ASSIGNED TASK -
Reprint the full listing exactly.
>>>
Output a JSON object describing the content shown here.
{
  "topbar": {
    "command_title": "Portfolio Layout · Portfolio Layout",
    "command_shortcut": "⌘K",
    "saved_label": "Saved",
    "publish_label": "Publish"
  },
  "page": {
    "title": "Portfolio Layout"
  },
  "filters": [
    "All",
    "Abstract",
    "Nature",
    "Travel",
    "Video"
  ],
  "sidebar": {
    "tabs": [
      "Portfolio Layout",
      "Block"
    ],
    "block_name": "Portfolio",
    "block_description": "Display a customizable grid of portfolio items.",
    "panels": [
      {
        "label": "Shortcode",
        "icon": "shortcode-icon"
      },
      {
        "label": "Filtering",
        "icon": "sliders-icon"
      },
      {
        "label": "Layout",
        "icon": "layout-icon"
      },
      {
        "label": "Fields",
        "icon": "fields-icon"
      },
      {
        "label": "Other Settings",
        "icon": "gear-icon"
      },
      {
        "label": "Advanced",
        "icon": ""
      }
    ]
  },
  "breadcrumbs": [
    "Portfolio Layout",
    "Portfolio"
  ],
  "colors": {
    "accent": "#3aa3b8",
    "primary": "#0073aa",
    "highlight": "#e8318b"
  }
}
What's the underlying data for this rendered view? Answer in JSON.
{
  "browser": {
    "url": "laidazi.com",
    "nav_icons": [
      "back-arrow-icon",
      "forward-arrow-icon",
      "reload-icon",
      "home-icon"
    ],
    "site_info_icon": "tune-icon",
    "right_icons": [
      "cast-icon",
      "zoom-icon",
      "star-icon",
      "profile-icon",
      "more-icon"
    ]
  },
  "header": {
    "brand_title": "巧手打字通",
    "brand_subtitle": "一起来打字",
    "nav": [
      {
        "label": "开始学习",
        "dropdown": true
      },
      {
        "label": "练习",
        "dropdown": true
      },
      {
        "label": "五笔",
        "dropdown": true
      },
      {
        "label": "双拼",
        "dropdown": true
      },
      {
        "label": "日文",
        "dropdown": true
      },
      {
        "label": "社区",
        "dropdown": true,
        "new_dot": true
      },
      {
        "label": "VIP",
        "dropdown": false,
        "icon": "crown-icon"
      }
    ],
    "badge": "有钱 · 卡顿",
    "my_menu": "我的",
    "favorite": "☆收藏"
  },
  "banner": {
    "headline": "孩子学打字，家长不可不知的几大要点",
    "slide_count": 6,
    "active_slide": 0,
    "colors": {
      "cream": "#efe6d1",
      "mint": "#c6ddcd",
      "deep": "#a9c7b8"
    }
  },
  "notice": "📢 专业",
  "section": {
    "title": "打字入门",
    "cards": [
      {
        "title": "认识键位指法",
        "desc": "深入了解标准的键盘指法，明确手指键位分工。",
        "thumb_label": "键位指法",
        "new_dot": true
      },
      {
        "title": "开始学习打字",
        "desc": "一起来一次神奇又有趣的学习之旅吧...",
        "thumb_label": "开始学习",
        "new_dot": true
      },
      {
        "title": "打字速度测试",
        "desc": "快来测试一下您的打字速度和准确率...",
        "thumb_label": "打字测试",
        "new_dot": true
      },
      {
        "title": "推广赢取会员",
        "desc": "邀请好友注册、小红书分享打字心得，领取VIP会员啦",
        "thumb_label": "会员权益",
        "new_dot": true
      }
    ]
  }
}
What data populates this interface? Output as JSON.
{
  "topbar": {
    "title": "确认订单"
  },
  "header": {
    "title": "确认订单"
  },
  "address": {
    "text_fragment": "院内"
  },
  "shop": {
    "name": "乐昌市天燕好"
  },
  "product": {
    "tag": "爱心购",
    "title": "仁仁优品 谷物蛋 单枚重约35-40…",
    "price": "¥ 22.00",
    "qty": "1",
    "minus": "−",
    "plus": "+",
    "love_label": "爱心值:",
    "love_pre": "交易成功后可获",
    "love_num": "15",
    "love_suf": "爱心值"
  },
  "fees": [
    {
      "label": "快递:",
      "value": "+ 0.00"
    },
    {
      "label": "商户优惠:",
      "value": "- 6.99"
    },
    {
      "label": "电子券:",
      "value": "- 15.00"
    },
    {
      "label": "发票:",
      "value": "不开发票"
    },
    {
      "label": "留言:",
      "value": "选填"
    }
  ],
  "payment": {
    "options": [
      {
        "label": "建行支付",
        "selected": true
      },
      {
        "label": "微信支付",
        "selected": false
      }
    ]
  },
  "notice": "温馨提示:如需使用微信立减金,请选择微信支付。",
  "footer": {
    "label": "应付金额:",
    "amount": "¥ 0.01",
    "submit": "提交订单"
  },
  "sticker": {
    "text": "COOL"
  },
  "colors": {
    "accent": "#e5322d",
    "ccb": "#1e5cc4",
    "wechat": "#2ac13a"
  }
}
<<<
SOLUTION TO THIS TASK -
Output a JSON object describing the content shown here.
{
  "topbar": {
    "command_title": "Portfolio Layout · Portfolio Layout",
    "command_shortcut": "⌘K",
    "saved_label": "Saved",
    "publish_label": "Publish"
  },
  "page": {
    "title": "Portfolio Layout"
  },
  "filters": [
    "All",
    "Abstract",
    "Nature",
    "Travel",
    "Video"
  ],
  "sidebar": {
    "tabs": [
      "Portfolio Layout",
      "Block"
    ],
    "block_name": "Portfolio",
    "block_description": "Display a customizable grid of portfolio items.",
    "panels": [
      {
        "label": "Shortcode",
        "icon": "shortcode-icon"
      },
      {
        "label": "Filtering",
        "icon": "sliders-icon"
      },
      {
        "label": "Layout",
        "icon": "layout-icon"
      },
      {
        "label": "Fields",
        "icon": "fields-icon"
      },
      {
        "label": "Other Settings",
        "icon": "gear-icon"
      },
      {
        "label": "Advanced",
        "icon": ""
      }
    ]
  },
  "breadcrumbs": [
    "Portfolio Layout",
    "Portfolio"
  ],
  "colors": {
    "accent": "#3aa3b8",
    "primary": "#0073aa",
    "highlight": "#e8318b"
  }
}
What's the underlying data for this rendered view? Answer in JSON.
{
  "browser": {
    "url": "laidazi.com",
    "nav_icons": [
      "back-arrow-icon",
      "forward-arrow-icon",
      "reload-icon",
      "home-icon"
    ],
    "site_info_icon": "tune-icon",
    "right_icons": [
      "cast-icon",
      "zoom-icon",
      "star-icon",
      "profile-icon",
      "more-icon"
    ]
  },
  "header": {
    "brand_title": "巧手打字通",
    "brand_subtitle": "一起来打字",
    "nav": [
      {
        "label": "开始学习",
        "dropdown": true
      },
      {
        "label": "练习",
        "dropdown": true
      },
      {
        "label": "五笔",
        "dropdown": true
      },
      {
        "label": "双拼",
        "dropdown": true
      },
      {
        "label": "日文",
        "dropdown": true
      },
      {
        "label": "社区",
        "dropdown": true,
        "new_dot": true
      },
      {
        "label": "VIP",
        "dropdown": false,
        "icon": "crown-icon"
      }
    ],
    "badge": "有钱 · 卡顿",
    "my_menu": "我的",
    "favorite": "☆收藏"
  },
  "banner": {
    "headline": "孩子学打字，家长不可不知的几大要点",
    "slide_count": 6,
    "active_slide": 0,
    "colors": {
      "cream": "#efe6d1",
      "mint": "#c6ddcd",
      "deep": "#a9c7b8"
    }
  },
  "notice": "📢 专业",
  "section": {
    "title": "打字入门",
    "cards": [
      {
        "title": "认识键位指法",
        "desc": "深入了解标准的键盘指法，明确手指键位分工。",
        "thumb_label": "键位指法",
        "new_dot": true
      },
      {
        "title": "开始学习打字",
        "desc": "一起来一次神奇又有趣的学习之旅吧...",
        "thumb_label": "开始学习",
        "new_dot": true
      },
      {
        "title": "打字速度测试",
        "desc": "快来测试一下您的打字速度和准确率...",
        "thumb_label": "打字测试",
        "new_dot": true
      },
      {
        "title": "推广赢取会员",
        "desc": "邀请好友注册、小红书分享打字心得，领取VIP会员啦",
        "thumb_label": "会员权益",
        "new_dot": true
      }
    ]
  }
}
What data populates this interface? Output as JSON.
{
  "topbar": {
    "title": "确认订单"
  },
  "header": {
    "title": "确认订单"
  },
  "address": {
    "text_fragment": "院内"
  },
  "shop": {
    "name": "乐昌市天燕好"
  },
  "product": {
    "tag": "爱心购",
    "title": "仁仁优品 谷物蛋 单枚重约35-40…",
    "price": "¥ 22.00",
    "qty": "1",
    "minus": "−",
    "plus": "+",
    "love_label": "爱心值:",
    "love_pre": "交易成功后可获",
    "love_num": "15",
    "love_suf": "爱心值"
  },
  "fees": [
    {
      "label": "快递:",
      "value": "+ 0.00"
    },
    {
      "label": "商户优惠:",
      "value": "- 6.99"
    },
    {
      "label": "电子券:",
      "value": "- 15.00"
    },
    {
      "label": "发票:",
      "value": "不开发票"
    },
    {
      "label": "留言:",
      "value": "选填"
    }
  ],
  "payment": {
    "options": [
      {
        "label": "建行支付",
        "selected": true
      },
      {
        "label": "微信支付",
        "selected": false
      }
    ]
  },
  "notice": "温馨提示:如需使用微信立减金,请选择微信支付。",
  "footer": {
    "label": "应付金额:",
    "amount": "¥ 0.01",
    "submit": "提交订单"
  },
  "sticker": {
    "text": "COOL"
  },
  "colors": {
    "accent": "#e5322d",
    "ccb": "#1e5cc4",
    "wechat": "#2ac13a"
  }
}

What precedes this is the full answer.